Peaking at Vanderbilt University this week, Bolton stated that impeachment campaigns contrary to Trump were “grossly partisan,” while explaining that his claim would not have shifted the president's acquittal in the Senate.
“Bolton contended that the House' committed impeachment malpractice,' pulling some grumbling from the audience, saying ‘the process drove Republicans who might have voted for impeachment away because it was so partisan,'” reports the Associated Press.
Prior to the Senate impeachment trial of President Trump, The New York Times revealed on a revealed manuscript of Bolton's book about his time working in the Trump administration. In the book, Bolton reportedly claimed that President Trump advised him to freeze the $391 million in military aid to Ukraine until officials agreed to investigate former Vice President Joe Biden's corruption and 2016 election meddling. The leak prompted Senate Democrats to desire that Bolton be escorted to testify in the impeachment trial, which Republicans clogged from happening. Though Bolton stated he did not anticipate to have his testimony halted, he ultimately assumed it would have made no difference.

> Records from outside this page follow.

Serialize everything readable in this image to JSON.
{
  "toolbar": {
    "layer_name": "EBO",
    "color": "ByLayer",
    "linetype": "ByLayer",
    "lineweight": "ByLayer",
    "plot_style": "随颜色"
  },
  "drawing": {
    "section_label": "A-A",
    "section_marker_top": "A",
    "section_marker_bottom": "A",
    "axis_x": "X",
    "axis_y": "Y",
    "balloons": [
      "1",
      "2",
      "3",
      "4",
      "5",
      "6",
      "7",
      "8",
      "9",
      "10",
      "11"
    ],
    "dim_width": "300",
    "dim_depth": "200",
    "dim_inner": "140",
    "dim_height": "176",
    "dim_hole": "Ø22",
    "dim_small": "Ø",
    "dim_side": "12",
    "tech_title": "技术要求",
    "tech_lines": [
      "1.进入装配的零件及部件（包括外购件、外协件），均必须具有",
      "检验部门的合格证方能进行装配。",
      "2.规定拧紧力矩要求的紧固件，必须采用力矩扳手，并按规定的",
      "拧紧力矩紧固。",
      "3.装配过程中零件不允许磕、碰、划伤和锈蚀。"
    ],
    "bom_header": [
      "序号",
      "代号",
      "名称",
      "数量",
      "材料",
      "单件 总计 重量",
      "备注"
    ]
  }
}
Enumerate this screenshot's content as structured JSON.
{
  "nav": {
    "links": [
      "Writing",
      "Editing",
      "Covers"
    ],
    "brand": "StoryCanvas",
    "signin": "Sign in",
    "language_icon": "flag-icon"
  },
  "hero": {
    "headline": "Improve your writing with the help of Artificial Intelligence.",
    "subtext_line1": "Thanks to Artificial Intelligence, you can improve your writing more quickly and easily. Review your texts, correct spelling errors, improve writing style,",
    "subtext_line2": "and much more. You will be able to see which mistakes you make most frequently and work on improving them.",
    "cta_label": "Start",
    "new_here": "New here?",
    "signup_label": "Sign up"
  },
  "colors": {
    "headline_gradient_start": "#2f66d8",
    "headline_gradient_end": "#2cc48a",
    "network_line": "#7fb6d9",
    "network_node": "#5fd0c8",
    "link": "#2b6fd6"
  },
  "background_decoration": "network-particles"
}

“People can argue about what I should have said and what I should have done,” Bolton said. “I would bet you a dollar right here, and now, my testimony would have made no difference to the ultimate outcome.”
Bolton was showing along with Susan Rice, previous Obama national security adviser, who claimed that her own book was subject to pre-clearance by the White House, incorporating nothing caused her “to refuse to share information with Congress or the public that I thought was of national import.”
“I can't imagine withholding my testimony, with or without a subpoena,” Rice explained. “I also can't imagine, frankly, in the absence of being able to provide that information directly to Congress, not having exercised my First Amendment right to speak publicly at a time when my testimony or my experience would be relevant.”
Earlier in the week, while talking at Duke University, Bolton openly concerned about his coming memoir being censored by the White House, which will touch upon hot-button concerns, for example, the president's addressing Ukraine.
“For all the focus on Ukraine and the impeachment trial and all that, to me, there are portions of the manuscript that deal with Ukraine, I view that like the sprinkles on the ice cream sundae in terms of what's in the book,” Bolton told the audience. “This is an effort to write history, and I did it the best I can. We'll have to see what comes out of the censorship.”
“I'm hoping ultimately I can get the book published,” he added. “I hope it's not suppressed.”
Throughout the same talk, Bolton stated that Trump's North Korea policy was “a wasted two years,” and that talks to denuclearize the Kim Jong Un regime “are doomed to failure” since his only goal is to “break free” of sanctions.
“It was perfectly evident it was going to fail,” Bolton said, as reported by The Daily Beast. “There is not a single piece of evidence that the government of North Korea has made a strategic decision to give up the pursuit of nuclear weapons.”